The relative lack of women in senior leadership positions is seen to contribute to a “male-dominated culture in which it is difficult for women to progress”.

A number of women also indicated that the prevalence of men in senior positions presented cultural barriers to their own progression.

“Whether conscious or unconscious, the role of favouritism, personal relationships and alliances in the promotion process was seen to potentially favour male candidates in workplaces led by fellow men.

“Many participants view large law firms in particular as being overly competitive (influenced perhaps by the inherently adversarial nature of legal work) with a male-dominated culture that is experienced as alienating by women.”

Long working hours and poor work-life balance impact both male and female lawyers, the report said.

A number of drivers of dissatisfaction were common to both men and women, notably with respect to the required working hours and the pressure of billable commitments for those in private firms.

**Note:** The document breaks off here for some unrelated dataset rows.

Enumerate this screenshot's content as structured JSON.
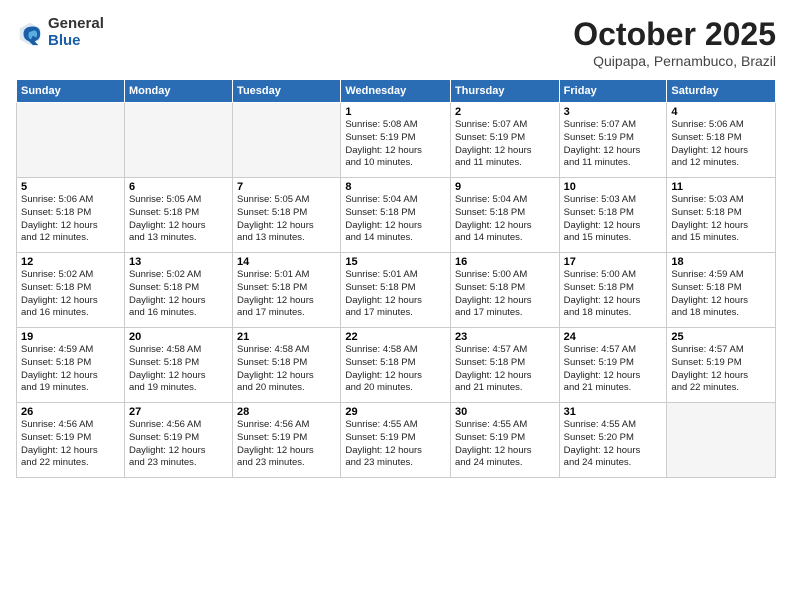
{
  "logo": {
    "general": "General",
    "blue": "Blue"
  },
  "title": "October 2025",
  "subtitle": "Quipapa, Pernambuco, Brazil",
  "days_of_week": [
    "Sunday",
    "Monday",
    "Tuesday",
    "Wednesday",
    "Thursday",
    "Friday",
    "Saturday"
  ],
  "weeks": [
    [
      {
        "day": "",
        "info": ""
      },
      {
        "day": "",
        "info": ""
      },
      {
        "day": "",
        "info": ""
      },
      {
        "day": "1",
        "info": "Sunrise: 5:08 AM\nSunset: 5:19 PM\nDaylight: 12 hours\nand 10 minutes."
      },
      {
        "day": "2",
        "info": "Sunrise: 5:07 AM\nSunset: 5:19 PM\nDaylight: 12 hours\nand 11 minutes."
      },
      {
        "day": "3",
        "info": "Sunrise: 5:07 AM\nSunset: 5:19 PM\nDaylight: 12 hours\nand 11 minutes."
      },
      {
        "day": "4",
        "info": "Sunrise: 5:06 AM\nSunset: 5:18 PM\nDaylight: 12 hours\nand 12 minutes."
      }
    ],
    [
      {
        "day": "5",
        "info": "Sunrise: 5:06 AM\nSunset: 5:18 PM\nDaylight: 12 hours\nand 12 minutes."
      },
      {
        "day": "6",
        "info": "Sunrise: 5:05 AM\nSunset: 5:18 PM\nDaylight: 12 hours\nand 13 minutes."
      },
      {
        "day": "7",
        "info": "Sunrise: 5:05 AM\nSunset: 5:18 PM\nDaylight: 12 hours\nand 13 minutes."
      },
      {
        "day": "8",
        "info": "Sunrise: 5:04 AM\nSunset: 5:18 PM\nDaylight: 12 hours\nand 14 minutes."
      },
      {
        "day": "9",
        "info": "Sunrise: 5:04 AM\nSunset: 5:18 PM\nDaylight: 12 hours\nand 14 minutes."
      },
      {
        "day": "10",
        "info": "Sunrise: 5:03 AM\nSunset: 5:18 PM\nDaylight: 12 hours\nand 15 minutes."
      },
      {
        "day": "11",
        "info": "Sunrise: 5:03 AM\nSunset: 5:18 PM\nDaylight: 12 hours\nand 15 minutes."
      }
    ],
    [
      {
        "day": "12",
        "info": "Sunrise: 5:02 AM\nSunset: 5:18 PM\nDaylight: 12 hours\nand 16 minutes."
      },
      {
        "day": "13",
        "info": "Sunrise: 5:02 AM\nSunset: 5:18 PM\nDaylight: 12 hours\nand 16 minutes."
      },
      {
        "day": "14",
        "info": "Sunrise: 5:01 AM\nSunset: 5:18 PM\nDaylight: 12 hours\nand 17 minutes."
      },
      {
        "day": "15",
        "info": "Sunrise: 5:01 AM\nSunset: 5:18 PM\nDaylight: 12 hours\nand 17 minutes."
      },
      {
        "day": "16",
        "info": "Sunrise: 5:00 AM\nSunset: 5:18 PM\nDaylight: 12 hours\nand 17 minutes."
      },
      {
        "day": "17",
        "info": "Sunrise: 5:00 AM\nSunset: 5:18 PM\nDaylight: 12 hours\nand 18 minutes."
      },
      {
        "day": "18",
        "info": "Sunrise: 4:59 AM\nSunset: 5:18 PM\nDaylight: 12 hours\nand 18 minutes."
      }
    ],
    [
      {
        "day": "19",
        "info": "Sunrise: 4:59 AM\nSunset: 5:18 PM\nDaylight: 12 hours\nand 19 minutes."
      },
      {
        "day": "20",
        "info": "Sunrise: 4:58 AM\nSunset: 5:18 PM\nDaylight: 12 hours\nand 19 minutes."
      },
      {
        "day": "21",
        "info": "Sunrise: 4:58 AM\nSunset: 5:18 PM\nDaylight: 12 hours\nand 20 minutes."
      },
      {
        "day": "22",
        "info": "Sunrise: 4:58 AM\nSunset: 5:18 PM\nDaylight: 12 hours\nand 20 minutes."
      },
      {
        "day": "23",
        "info": "Sunrise: 4:57 AM\nSunset: 5:18 PM\nDaylight: 12 hours\nand 21 minutes."
      },
      {
        "day": "24",
        "info": "Sunrise: 4:57 AM\nSunset: 5:19 PM\nDaylight: 12 hours\nand 21 minutes."
      },
      {
        "day": "25",
        "info": "Sunrise: 4:57 AM\nSunset: 5:19 PM\nDaylight: 12 hours\nand 22 minutes."
      }
    ],
    [
      {
        "day": "26",
        "info": "Sunrise: 4:56 AM\nSunset: 5:19 PM\nDaylight: 12 hours\nand 22 minutes."
      },
      {
        "day": "27",
        "info": "Sunrise: 4:56 AM\nSunset: 5:19 PM\nDaylight: 12 hours\nand 23 minutes."
      },
      {
        "day": "28",
        "info": "Sunrise: 4:56 AM\nSunset: 5:19 PM\nDaylight: 12 hours\nand 23 minutes."
      },
      {
        "day": "29",
        "info": "Sunrise: 4:55 AM\nSunset: 5:19 PM\nDaylight: 12 hours\nand 23 minutes."
      },
      {
        "day": "30",
        "info": "Sunrise: 4:55 AM\nSunset: 5:19 PM\nDaylight: 12 hours\nand 24 minutes."
      },
      {
        "day": "31",
        "info": "Sunrise: 4:55 AM\nSunset: 5:20 PM\nDaylight: 12 hours\nand 24 minutes."
      },
      {
        "day": "",
        "info": ""
      }
    ]
  ]
}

For both genders, these factors often contribute to degradation in work-life balance, which for many may become unsustainable.

“This finding is significant as it highlights the importance of flexible work practices that facilitate work-life balance across the profession (not just for working mothers),” the report said.

Women experience career development and career progression opportunities differently to their male counterparts.

Women lawyers identified particular dissatisfaction with elements of career development and progression in their workplace.

With respect to their current role, close to one in three females expressed dissatisfaction with the accessibility of mentors to support their career development, and with the opportunities they had for promotion and advancement. Reflecting on their legal career to date, a similar proportion expressed dissatisfaction with the rate of career progression and their career trajectory compared to their expectations.

In contrast, less than one in five male lawyers expressed dissatisfaction with these aspects of their current role and career to date.

The report also noted that over one in three women were considering moving to a new job within the next five years.

“Females in private practice were most likely to be considering taking up an in-house role.

“Close to 40% of women intending to leave their private practice role indicated they were looking to move in-house, compared to around 25% of men.

“Conversely, men were over twice as likely as women to be considering leaving their private firm for the bar.”

The full report, which runs to some 150 pages, is at

Last updated on the 17th March 2016